Sunday, November 21, 2010

Humble Humdrum Cotton Frock (Interview with Edwin R. Perry)


Humble Humdrum Cotton Frock: A Twilight Teeter Into Organic Esoterics is a hand-bound, silkscreened poetry journal edited by Edwin Perry and Cat Reis of Plumberries Press. The latest issue, which came out this spring, features poems by Jake Acosta, Macallister Armstrong, Ali Boyd, Kathryn Cesarz, Nick Demske, Shannon Marie Kerrigan, Lisa Loew, J.S. Makkos, Monadnoc, Peter Murphy, Brenton Harper-Murray, Julie Strand, Carmen Tracey, the editors themselves (Edwin R. Perry & Catherine Annabella Reis,) and me and Alex, too (Jasmine Dreame Wagner and Alex Reed Wilson.)

Edwin and Cat have been active in the midwestern DIY scene for a while now, making irreverent folk-pop, psychedelic bubblegum, and lo-fi sugar punk music as Perpetual Dusk at Curtsy Caverns, Plum Wife and Plum Union, as well as hosting shows at Chicago's The Radish Patch and Ball Hall. Edwin and his poems recently shared a few tour dates with World History on their way across the midwest.

Four Quick Questions With Edwin R. Perry

JDW: How did Humdrum and Plumberries press first come about?

ERP: Humdrum was a product of imitation and a wealth of raw materials. Both of which were sourced from J.S. Makkos in Cleveland who works under the guise of the Language Foundry. It was a love of process... of making stacks of things, etc., of course it spawned between both myself and Catherine Ries.

JDW: Do you think of your writing as part of your music, or do your songs & writings have separate drives and sources?

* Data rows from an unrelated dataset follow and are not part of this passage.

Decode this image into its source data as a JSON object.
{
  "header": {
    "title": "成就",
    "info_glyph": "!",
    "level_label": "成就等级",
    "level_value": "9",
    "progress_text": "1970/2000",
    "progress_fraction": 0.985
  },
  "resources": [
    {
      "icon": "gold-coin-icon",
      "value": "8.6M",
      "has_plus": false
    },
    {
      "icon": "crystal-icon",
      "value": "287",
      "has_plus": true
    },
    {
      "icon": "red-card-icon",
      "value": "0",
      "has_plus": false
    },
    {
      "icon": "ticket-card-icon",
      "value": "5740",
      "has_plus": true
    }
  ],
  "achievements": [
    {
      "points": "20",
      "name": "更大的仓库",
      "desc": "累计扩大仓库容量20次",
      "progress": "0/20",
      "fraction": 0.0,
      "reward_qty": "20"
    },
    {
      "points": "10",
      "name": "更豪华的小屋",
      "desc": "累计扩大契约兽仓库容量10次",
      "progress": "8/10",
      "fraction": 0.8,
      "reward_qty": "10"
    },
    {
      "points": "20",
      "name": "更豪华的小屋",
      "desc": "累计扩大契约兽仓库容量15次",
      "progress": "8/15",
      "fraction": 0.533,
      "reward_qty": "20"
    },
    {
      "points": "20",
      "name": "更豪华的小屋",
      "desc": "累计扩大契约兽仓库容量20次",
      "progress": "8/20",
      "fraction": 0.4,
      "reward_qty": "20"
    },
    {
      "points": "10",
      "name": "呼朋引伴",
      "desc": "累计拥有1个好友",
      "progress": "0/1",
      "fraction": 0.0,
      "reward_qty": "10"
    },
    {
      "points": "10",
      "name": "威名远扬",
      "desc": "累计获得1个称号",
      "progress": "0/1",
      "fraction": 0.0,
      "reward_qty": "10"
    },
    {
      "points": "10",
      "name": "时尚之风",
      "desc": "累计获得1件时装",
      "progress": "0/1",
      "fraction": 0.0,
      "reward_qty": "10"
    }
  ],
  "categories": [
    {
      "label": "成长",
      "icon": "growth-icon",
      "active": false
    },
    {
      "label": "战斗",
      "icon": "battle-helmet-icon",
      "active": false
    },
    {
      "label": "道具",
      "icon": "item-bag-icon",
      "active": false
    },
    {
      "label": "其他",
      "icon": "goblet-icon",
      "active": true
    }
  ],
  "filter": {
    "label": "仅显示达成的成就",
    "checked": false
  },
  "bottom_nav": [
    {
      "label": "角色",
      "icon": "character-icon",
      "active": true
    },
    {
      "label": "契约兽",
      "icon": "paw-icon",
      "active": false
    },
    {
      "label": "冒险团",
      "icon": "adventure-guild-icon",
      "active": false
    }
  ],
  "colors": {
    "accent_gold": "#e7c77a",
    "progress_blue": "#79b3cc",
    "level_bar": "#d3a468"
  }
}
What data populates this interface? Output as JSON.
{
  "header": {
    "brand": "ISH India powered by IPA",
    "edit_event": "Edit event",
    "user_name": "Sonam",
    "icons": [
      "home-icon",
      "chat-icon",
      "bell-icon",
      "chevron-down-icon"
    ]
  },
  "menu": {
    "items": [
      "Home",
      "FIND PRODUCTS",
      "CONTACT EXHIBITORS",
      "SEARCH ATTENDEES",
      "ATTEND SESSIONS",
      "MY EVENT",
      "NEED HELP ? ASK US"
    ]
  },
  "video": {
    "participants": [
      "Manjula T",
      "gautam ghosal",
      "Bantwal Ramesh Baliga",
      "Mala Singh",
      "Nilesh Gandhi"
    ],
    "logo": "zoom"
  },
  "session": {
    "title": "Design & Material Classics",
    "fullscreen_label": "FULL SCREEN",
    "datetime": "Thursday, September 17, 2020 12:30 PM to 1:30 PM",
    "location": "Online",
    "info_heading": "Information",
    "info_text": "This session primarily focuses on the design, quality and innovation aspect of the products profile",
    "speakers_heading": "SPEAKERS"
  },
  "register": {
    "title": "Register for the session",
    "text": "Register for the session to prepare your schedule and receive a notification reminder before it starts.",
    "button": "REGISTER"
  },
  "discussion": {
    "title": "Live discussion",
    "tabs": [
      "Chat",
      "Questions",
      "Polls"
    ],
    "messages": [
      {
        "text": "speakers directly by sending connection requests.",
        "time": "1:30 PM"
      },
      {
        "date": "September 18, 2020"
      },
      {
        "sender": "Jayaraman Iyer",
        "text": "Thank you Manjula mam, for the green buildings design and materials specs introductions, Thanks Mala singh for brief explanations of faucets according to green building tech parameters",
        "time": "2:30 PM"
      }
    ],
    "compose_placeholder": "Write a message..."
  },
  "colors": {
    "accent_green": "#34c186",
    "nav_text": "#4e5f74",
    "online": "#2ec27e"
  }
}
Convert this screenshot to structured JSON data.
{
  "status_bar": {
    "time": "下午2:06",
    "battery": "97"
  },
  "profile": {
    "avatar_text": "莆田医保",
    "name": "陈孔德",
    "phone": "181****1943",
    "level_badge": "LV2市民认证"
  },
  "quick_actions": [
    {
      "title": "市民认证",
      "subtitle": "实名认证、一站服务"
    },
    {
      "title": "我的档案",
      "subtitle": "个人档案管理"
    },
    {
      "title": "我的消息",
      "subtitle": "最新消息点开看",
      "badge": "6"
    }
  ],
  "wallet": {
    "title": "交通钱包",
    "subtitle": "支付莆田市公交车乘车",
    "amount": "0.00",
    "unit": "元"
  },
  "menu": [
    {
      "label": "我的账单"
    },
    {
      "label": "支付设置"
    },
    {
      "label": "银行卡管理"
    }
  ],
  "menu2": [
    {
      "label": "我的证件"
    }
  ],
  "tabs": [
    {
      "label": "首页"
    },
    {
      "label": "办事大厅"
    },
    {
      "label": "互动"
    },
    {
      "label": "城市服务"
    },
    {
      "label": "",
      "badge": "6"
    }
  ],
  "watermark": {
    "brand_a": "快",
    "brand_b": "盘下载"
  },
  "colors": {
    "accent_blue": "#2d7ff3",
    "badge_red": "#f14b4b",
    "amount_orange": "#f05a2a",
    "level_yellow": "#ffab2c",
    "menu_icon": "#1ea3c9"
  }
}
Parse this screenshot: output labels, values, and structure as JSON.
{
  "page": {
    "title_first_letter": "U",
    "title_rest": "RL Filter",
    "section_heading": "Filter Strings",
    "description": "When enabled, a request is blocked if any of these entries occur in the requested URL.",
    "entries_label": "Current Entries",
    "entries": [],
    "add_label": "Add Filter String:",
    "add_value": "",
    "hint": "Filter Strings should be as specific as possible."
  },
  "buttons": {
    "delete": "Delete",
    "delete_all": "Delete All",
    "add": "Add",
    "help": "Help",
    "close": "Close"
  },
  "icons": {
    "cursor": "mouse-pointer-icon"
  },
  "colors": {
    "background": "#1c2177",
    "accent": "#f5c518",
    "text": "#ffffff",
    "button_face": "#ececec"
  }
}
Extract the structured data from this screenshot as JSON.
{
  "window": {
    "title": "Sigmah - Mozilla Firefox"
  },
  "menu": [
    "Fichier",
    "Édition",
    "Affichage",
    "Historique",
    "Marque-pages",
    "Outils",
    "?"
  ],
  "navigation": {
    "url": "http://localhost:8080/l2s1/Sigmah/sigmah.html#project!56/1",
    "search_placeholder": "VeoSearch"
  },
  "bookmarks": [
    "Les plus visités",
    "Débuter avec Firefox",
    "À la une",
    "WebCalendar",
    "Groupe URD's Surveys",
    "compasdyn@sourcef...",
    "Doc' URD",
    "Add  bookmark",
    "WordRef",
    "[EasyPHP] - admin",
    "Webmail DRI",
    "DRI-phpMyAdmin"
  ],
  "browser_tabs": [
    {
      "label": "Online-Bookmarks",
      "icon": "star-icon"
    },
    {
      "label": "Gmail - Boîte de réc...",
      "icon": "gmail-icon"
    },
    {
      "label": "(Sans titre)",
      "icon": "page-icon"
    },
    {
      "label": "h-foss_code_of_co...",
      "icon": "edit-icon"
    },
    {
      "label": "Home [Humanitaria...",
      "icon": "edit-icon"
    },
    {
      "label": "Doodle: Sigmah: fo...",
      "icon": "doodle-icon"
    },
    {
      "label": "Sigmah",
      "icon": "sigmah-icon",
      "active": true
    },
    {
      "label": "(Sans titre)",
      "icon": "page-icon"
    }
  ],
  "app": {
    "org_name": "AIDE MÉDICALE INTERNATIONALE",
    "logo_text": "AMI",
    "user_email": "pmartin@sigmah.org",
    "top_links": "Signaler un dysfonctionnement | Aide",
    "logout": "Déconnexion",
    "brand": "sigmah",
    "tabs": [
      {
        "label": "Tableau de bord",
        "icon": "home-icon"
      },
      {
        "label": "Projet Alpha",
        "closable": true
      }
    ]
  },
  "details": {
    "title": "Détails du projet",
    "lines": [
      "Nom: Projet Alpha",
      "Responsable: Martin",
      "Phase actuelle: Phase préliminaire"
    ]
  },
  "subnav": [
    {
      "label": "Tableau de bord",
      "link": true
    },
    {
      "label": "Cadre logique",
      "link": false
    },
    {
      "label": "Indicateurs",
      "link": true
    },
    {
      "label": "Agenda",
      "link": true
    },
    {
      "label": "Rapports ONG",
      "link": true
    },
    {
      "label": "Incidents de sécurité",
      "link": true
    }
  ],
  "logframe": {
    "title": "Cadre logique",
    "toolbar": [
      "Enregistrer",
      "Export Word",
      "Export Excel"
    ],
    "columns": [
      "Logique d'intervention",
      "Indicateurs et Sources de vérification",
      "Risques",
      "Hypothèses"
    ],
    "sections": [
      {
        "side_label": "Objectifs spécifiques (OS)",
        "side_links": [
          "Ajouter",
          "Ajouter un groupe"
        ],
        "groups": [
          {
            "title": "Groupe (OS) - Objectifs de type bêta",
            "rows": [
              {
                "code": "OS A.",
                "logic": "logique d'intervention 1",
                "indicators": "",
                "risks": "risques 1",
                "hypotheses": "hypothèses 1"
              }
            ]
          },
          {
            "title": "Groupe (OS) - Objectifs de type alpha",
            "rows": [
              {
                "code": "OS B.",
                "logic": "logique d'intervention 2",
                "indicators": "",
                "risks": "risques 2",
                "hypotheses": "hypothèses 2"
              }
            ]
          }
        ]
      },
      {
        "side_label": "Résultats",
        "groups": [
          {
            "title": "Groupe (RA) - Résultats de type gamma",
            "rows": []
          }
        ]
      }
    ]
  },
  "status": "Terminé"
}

ERP: I've been doing a lot of readings lately, and have found that when the room is really poorly lit, I have to bury my face in the paper to actually read... which is no fun for anyone... I have reverted to reciting some lyrics as poems, changing the pace and so on, quite a bit of course. But in general, I tend to keep endeavors sort of separate from one another. It is generally to acknowledge whomever I work with on said project as a definitive partner. I'm really into teams.

JDW: What kinds of things or experiences do you hope to find in a poem?

ERP: All kinds, from confusion to unadulterated empathy... generally all back-lit by a bit of euphoria. I tend to like strange things, shorter things which are allowed to resonate.

JDW: Have you read any other great handmade books that you could recommend?

ERP: Check out Language Foundry, Flying Guillotine, Melodeon, Dancing Girl, and Interbirth.


For more information, check out the Plumberries Press website, and if you're in or near Wisconsin, Illinois, or Michigan, keep your eyes peeled for Edwin's readings and music. He tours around quite often, and isn't one to miss:

Plumberries Press